On February 16, rumours started circulating online that Bandcamp’s site was down when thousands of Weibo users were unable to log into their existing accounts. It was later confirmed the following day by censorship watchdog GreatFire.Org on Twitter that Bandcamp was now one of the banned websites amongst many other online platforms in China.
This has come as a shock to many music fans and artists in China considering that Beijing-based conglomerate Taihe Music Group recently issued a statement announcing a deal with Bandcamp. They uploaded a majority of their catalogue including all the indie labels under the Taihe umbrella as a means of internationally exposing underground Chinese musicians.
Bandcamp has been a crucial staple for independent musicians all over the globe, and even more so for Chinese musicians, as it provides a flexible platform for them to showcase their talents and be paid fairly for their work on the site with little to no censorship.
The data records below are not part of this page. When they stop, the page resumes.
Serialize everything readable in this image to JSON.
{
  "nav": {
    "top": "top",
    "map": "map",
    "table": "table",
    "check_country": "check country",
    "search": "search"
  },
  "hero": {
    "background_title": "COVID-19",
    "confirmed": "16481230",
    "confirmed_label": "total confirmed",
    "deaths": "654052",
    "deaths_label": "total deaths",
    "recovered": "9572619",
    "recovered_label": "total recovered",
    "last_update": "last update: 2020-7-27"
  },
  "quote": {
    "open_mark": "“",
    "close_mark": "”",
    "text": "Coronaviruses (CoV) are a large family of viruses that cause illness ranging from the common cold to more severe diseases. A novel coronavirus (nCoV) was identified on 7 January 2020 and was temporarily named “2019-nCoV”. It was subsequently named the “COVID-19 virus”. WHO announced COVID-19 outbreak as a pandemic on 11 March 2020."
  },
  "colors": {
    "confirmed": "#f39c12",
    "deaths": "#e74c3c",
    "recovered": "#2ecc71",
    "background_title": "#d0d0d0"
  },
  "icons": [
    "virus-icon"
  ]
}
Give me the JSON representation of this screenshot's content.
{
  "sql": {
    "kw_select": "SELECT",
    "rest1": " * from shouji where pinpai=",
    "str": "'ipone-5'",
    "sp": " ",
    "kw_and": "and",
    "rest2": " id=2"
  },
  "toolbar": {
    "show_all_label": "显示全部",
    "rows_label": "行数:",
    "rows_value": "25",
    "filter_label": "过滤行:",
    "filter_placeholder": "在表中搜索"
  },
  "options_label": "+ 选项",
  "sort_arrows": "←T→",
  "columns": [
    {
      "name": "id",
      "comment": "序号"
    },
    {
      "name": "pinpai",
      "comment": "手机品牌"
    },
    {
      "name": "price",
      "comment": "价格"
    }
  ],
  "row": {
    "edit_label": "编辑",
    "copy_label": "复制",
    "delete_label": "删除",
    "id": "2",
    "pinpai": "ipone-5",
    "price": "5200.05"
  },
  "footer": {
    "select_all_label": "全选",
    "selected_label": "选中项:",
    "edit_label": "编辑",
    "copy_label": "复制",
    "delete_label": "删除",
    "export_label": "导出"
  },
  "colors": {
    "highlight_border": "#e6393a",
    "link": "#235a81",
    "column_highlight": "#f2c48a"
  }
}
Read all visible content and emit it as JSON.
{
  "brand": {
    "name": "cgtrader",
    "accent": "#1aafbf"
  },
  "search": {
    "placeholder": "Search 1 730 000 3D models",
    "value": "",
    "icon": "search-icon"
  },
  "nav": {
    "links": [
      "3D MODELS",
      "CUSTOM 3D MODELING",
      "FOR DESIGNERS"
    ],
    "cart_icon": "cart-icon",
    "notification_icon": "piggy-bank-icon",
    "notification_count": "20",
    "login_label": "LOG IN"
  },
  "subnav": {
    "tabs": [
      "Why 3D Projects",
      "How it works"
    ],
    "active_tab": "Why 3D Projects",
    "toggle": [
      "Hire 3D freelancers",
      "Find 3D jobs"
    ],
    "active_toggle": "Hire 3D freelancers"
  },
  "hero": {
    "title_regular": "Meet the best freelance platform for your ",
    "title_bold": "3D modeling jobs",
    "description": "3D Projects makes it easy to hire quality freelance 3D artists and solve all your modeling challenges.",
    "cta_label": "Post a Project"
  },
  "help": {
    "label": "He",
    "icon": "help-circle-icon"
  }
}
Underground promoter and illustrator, Krish Raghav, who is a founding member of the Shanghai Concrete and Grass Music Festival, first delivered the news of Bandcamp’s ban on Twitter. “It's a key discovery mechanism, especially for club and electronic music. It generates media opportunities, collaborations, tours, and even record deals. You can't get that on local platforms because in many cases, they are not accessible from outside China,” Krish explained in an email interview with Mixmag Asia. “Platforms within China, mainly NetEase Music and Douban for indie music, pay next to nothing, and are mainly negotiated at the record-label level rather than the artist level and are subject to pretty strict content regulations.”
Inside the Chinese internet ecosystem, the Great Firewall is a censorship system that controls China’s netizens’ access to overseas websites. Using a VPN is still a viable way for Chinese netizens to skirt the blocking by hiding their IP address, but undeniably this is a huge blow to the electronic music community. Since SoundCloud and Mixcloud have been banned in China for a while, it seemed, until now, that Bandcamp was a dream come true for artists and producers. Let’s hope that dream is not lost forever.